Massika (study for Tableaux 3 and Vignette 10 of Travels in the Interior of North America)
Pencil, ink, and wash on paper: 9 1/4” x 7”; framed size 23 1/2” x 19 3/8”. St. Louis, 1833.
Provenance: Private collection, Cincinnati.
Literature: Brandon K. Ruud (ed.), Karl Bodmer’s North American Prints (Omaha, Nebraska: Joslyn Art Museum, 2004) 93-94, 260.
Condition: Minor creasing and discoloration throughout. Frame: Modern.
A Rare Original Study By Karl Bodmer For The Most Celebrated Book On American Indian Life And The American Frontier. Karl Bodmer was a little-known Swiss painter when he was chosen by Prince Maximilian of Prussia to accompany his voyage to America, in order to document in pictorial terms the expedition. With the rest of Maximilian's company, the two traveled among the Plains Indians from 1832 to 1834, a time when the Plains and the Rockies were still virtually unknown. They arrived in the West before acculturation had begun to change the lives of the Indians, and Bodmer, who was a protegé of the great naturalist Alexander von Humbolt, brought a trained ethnologist's eye to the task. The Bodmer/Maximilian collaboration produced a record of their expedition that is incontestably the finest early graphic study of the Plains tribes.
Maximilian and Bodmer journeyed from St. Louis up the Missouri River on the American Fur Company steamboat "Yellowstone," stopping at a series of forts and meeting their first Indians at Bellevue. The travelers continued on another steamboat, "Assiniboin," to Fort Union, where they met Crees and Assiniboins. The expedition spent its first winter at Fort Clark, where the Mandans in particular excited Bodmer's attention, although he also drew Minatarri and Crow peoples. At every stop on the journey, Bodmer sketched Indian subjects, often taking an entire day for a single portrait, as well as completing a pencil drawing for the figure and the costume. From Fort Clark, the explorers continued by keelboat to Fort Mackenzie, which proved to be the westernmost point of their journey. After living among and studying the Blackfeet for several weeks, Maximilian decided that it was too dangerous to continue, so the travelers returned southward, reaching St. Louis in May 1834. After the conclusion of the journey, Bodmer spent four years in Paris supervising the production of the aquatints made from his drawings. These prints rank with the finest Western art in any medium, and they are the most complete record of the Plains Indians before the epidemics of the mid-19th century had decimated their numbers, and before the white man's expansion had taken their lands.

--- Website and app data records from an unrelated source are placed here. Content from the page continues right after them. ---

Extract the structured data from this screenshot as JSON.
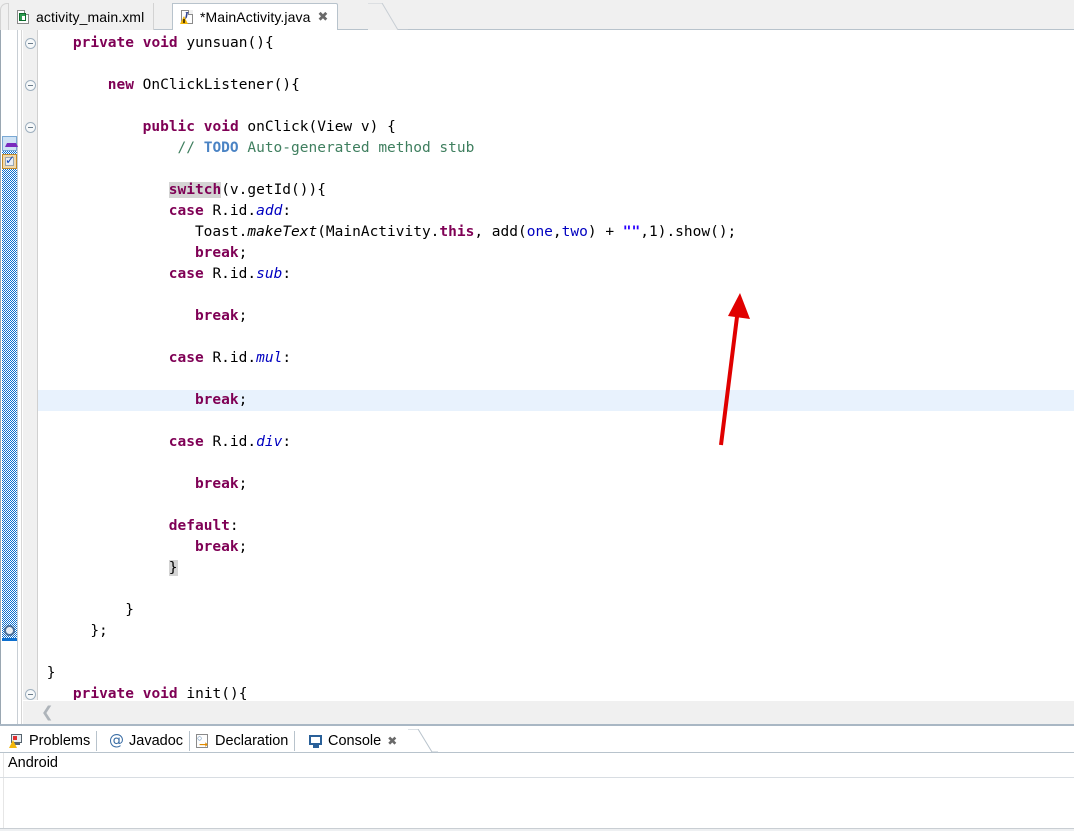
{
  "window": {
    "app": "Eclipse IDE",
    "accent_color": "#0d6fcf",
    "annotation_arrow_color": "#e00000"
  },
  "editor_tabs": [
    {
      "label": "activity_main.xml",
      "icon": "xml-file-icon",
      "active": false,
      "dirty": false,
      "closable": false
    },
    {
      "label": "*MainActivity.java",
      "icon": "java-file-warning-icon",
      "active": true,
      "dirty": true,
      "closable": true,
      "close_glyph": "✖"
    }
  ],
  "editor": {
    "current_line_number": 19,
    "highlight_color": "#e8f2fd",
    "code_lines": [
      {
        "indent": 4,
        "tokens": [
          {
            "t": "private",
            "c": "kw"
          },
          {
            "t": " ",
            "c": "plain"
          },
          {
            "t": "void",
            "c": "kw"
          },
          {
            "t": " yunsuan(){",
            "c": "plain"
          }
        ],
        "fold": true
      },
      {
        "indent": 0,
        "tokens": []
      },
      {
        "indent": 8,
        "tokens": [
          {
            "t": "new",
            "c": "kw"
          },
          {
            "t": " OnClickListener(){",
            "c": "plain"
          }
        ],
        "fold": true
      },
      {
        "indent": 0,
        "tokens": []
      },
      {
        "indent": 12,
        "tokens": [
          {
            "t": "public",
            "c": "kw"
          },
          {
            "t": " ",
            "c": "plain"
          },
          {
            "t": "void",
            "c": "kw"
          },
          {
            "t": " onClick(View v) {",
            "c": "plain"
          }
        ],
        "fold": true
      },
      {
        "indent": 16,
        "tokens": [
          {
            "t": "// ",
            "c": "cmt"
          },
          {
            "t": "TODO",
            "c": "todo"
          },
          {
            "t": " Auto-generated method stub",
            "c": "cmt"
          }
        ]
      },
      {
        "indent": 0,
        "tokens": []
      },
      {
        "indent": 15,
        "tokens": [
          {
            "t": "switch",
            "c": "kw hl"
          },
          {
            "t": "(v.getId()){",
            "c": "plain"
          }
        ]
      },
      {
        "indent": 15,
        "tokens": [
          {
            "t": "case",
            "c": "kw"
          },
          {
            "t": " R.id.",
            "c": "plain"
          },
          {
            "t": "add",
            "c": "stat"
          },
          {
            "t": ":",
            "c": "plain"
          }
        ]
      },
      {
        "indent": 18,
        "tokens": [
          {
            "t": "Toast.",
            "c": "plain"
          },
          {
            "t": "makeText",
            "c": "mth"
          },
          {
            "t": "(MainActivity.",
            "c": "plain"
          },
          {
            "t": "this",
            "c": "kw"
          },
          {
            "t": ", add(",
            "c": "plain"
          },
          {
            "t": "one",
            "c": "fld"
          },
          {
            "t": ",",
            "c": "plain"
          },
          {
            "t": "two",
            "c": "fld"
          },
          {
            "t": ") + ",
            "c": "plain"
          },
          {
            "t": "\"\"",
            "c": "str"
          },
          {
            "t": ",1).show();",
            "c": "plain"
          }
        ]
      },
      {
        "indent": 18,
        "tokens": [
          {
            "t": "break",
            "c": "kw"
          },
          {
            "t": ";",
            "c": "plain"
          }
        ]
      },
      {
        "indent": 15,
        "tokens": [
          {
            "t": "case",
            "c": "kw"
          },
          {
            "t": " R.id.",
            "c": "plain"
          },
          {
            "t": "sub",
            "c": "stat"
          },
          {
            "t": ":",
            "c": "plain"
          }
        ]
      },
      {
        "indent": 0,
        "tokens": []
      },
      {
        "indent": 18,
        "tokens": [
          {
            "t": "break",
            "c": "kw"
          },
          {
            "t": ";",
            "c": "plain"
          }
        ]
      },
      {
        "indent": 0,
        "tokens": []
      },
      {
        "indent": 15,
        "tokens": [
          {
            "t": "case",
            "c": "kw"
          },
          {
            "t": " R.id.",
            "c": "plain"
          },
          {
            "t": "mul",
            "c": "stat"
          },
          {
            "t": ":",
            "c": "plain"
          }
        ]
      },
      {
        "indent": 0,
        "tokens": []
      },
      {
        "indent": 18,
        "tokens": [
          {
            "t": "break",
            "c": "kw"
          },
          {
            "t": ";",
            "c": "plain"
          }
        ],
        "current": true
      },
      {
        "indent": 0,
        "tokens": []
      },
      {
        "indent": 15,
        "tokens": [
          {
            "t": "case",
            "c": "kw"
          },
          {
            "t": " R.id.",
            "c": "plain"
          },
          {
            "t": "div",
            "c": "stat"
          },
          {
            "t": ":",
            "c": "plain"
          }
        ]
      },
      {
        "indent": 0,
        "tokens": []
      },
      {
        "indent": 18,
        "tokens": [
          {
            "t": "break",
            "c": "kw"
          },
          {
            "t": ";",
            "c": "plain"
          }
        ]
      },
      {
        "indent": 0,
        "tokens": []
      },
      {
        "indent": 15,
        "tokens": [
          {
            "t": "default",
            "c": "kw"
          },
          {
            "t": ":",
            "c": "plain"
          }
        ]
      },
      {
        "indent": 18,
        "tokens": [
          {
            "t": "break",
            "c": "kw"
          },
          {
            "t": ";",
            "c": "plain"
          }
        ]
      },
      {
        "indent": 15,
        "tokens": [
          {
            "t": "}",
            "c": "plain brm"
          }
        ]
      },
      {
        "indent": 0,
        "tokens": []
      },
      {
        "indent": 10,
        "tokens": [
          {
            "t": "}",
            "c": "plain"
          }
        ]
      },
      {
        "indent": 6,
        "tokens": [
          {
            "t": "};",
            "c": "plain"
          }
        ]
      },
      {
        "indent": 0,
        "tokens": []
      },
      {
        "indent": 1,
        "tokens": [
          {
            "t": "}",
            "c": "plain"
          }
        ]
      },
      {
        "indent": 4,
        "tokens": [
          {
            "t": "private",
            "c": "kw"
          },
          {
            "t": " ",
            "c": "plain"
          },
          {
            "t": "void",
            "c": "kw"
          },
          {
            "t": " init(){",
            "c": "plain"
          }
        ],
        "fold": true
      }
    ],
    "scroll_left_chevron": "❮"
  },
  "bottom_tabs": [
    {
      "label": "Problems",
      "icon": "problems-icon",
      "active": false,
      "closable": false
    },
    {
      "label": "Javadoc",
      "icon": "javadoc-icon",
      "active": false,
      "closable": false
    },
    {
      "label": "Declaration",
      "icon": "declaration-icon",
      "active": false,
      "closable": false
    },
    {
      "label": "Console",
      "icon": "console-icon",
      "active": true,
      "closable": true,
      "close_glyph": "✖"
    }
  ],
  "console": {
    "title": "Android",
    "output": ""
  }
}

Bodmer executed this drawing in preparation for Tableau 3 of his Travels in the Interior of North America. The subject is Massika, a member of the Sauk and Fox tribe. Bodmer and Maximilian had met a number of Sauk and Fox individuals in St. Louis in April 1833, at which time the artist drew this sketch. This work is a testament to Bodmer's ability to capture not just likeness but even a sense of character in a few quick strokes: a talent that marks only the most gifted draftsmen. Massika, shown in pure profile, radiates an air of nobility as he fixes his gaze proudly to the right. In the finished aquatint (see fig. 1), Bodmer altered the composition, and the same individual appears almost angry. Caught in the midst of a sudden glance upward, his appearance is less immutable and iconic than in the drawing. The sense of calm wisdom that Bodmer gave Massika is somewhat lost in the finished work, where the personal touch of the artist creates a rare subtlety of expression.
The importance and quality of this work have been recognized most recently in the definitive catalogue of Bodmer's aquatints, Karl Bodmer's North American Prints (Joslyn Art Museum: Omaha, Nebraska, 2004), where it is mentioned twice in connection with two separate aquatints (pp. 93-4; 259-63), and reproduced in both entries. In that catalogue, Marsha Gallagher theorizes that this drawing was incorporated into Vignette 10 as well as Tableau 3, since one individual included in that composition (which is simply titled "Saukie and Fox Indians") bears an uncanny resemblance to Massika. As such, this remarkably fresh sketch was one that Bodmer returned to and consulted for several of his celebrated prints.
Unlike the aquatints, Bodmer's original works, done in preparation for the publication of his prints, almost never become available to collectors. This handsome drawing of a proud Native American is a rare and striking example of Bodmer's prodigious talents. In contrast to other artist-explorers of the 19th century, such as George Catlin, Bodmer was well-trained in the classical European tradition. The striking element in all of his portraits is their scrupulous realism. He observed his sitters without aesthetic or anthropological preconceptions, and recorded their costumes and accessories in a way that bespeaks both an understanding of their symbolism and an appreciation of their style. The work that he did in America is considered to be the high point of a distinguished career. This drawing is a rare original work by this celebrated artist, and provides significant insight into Bodmer's creative process.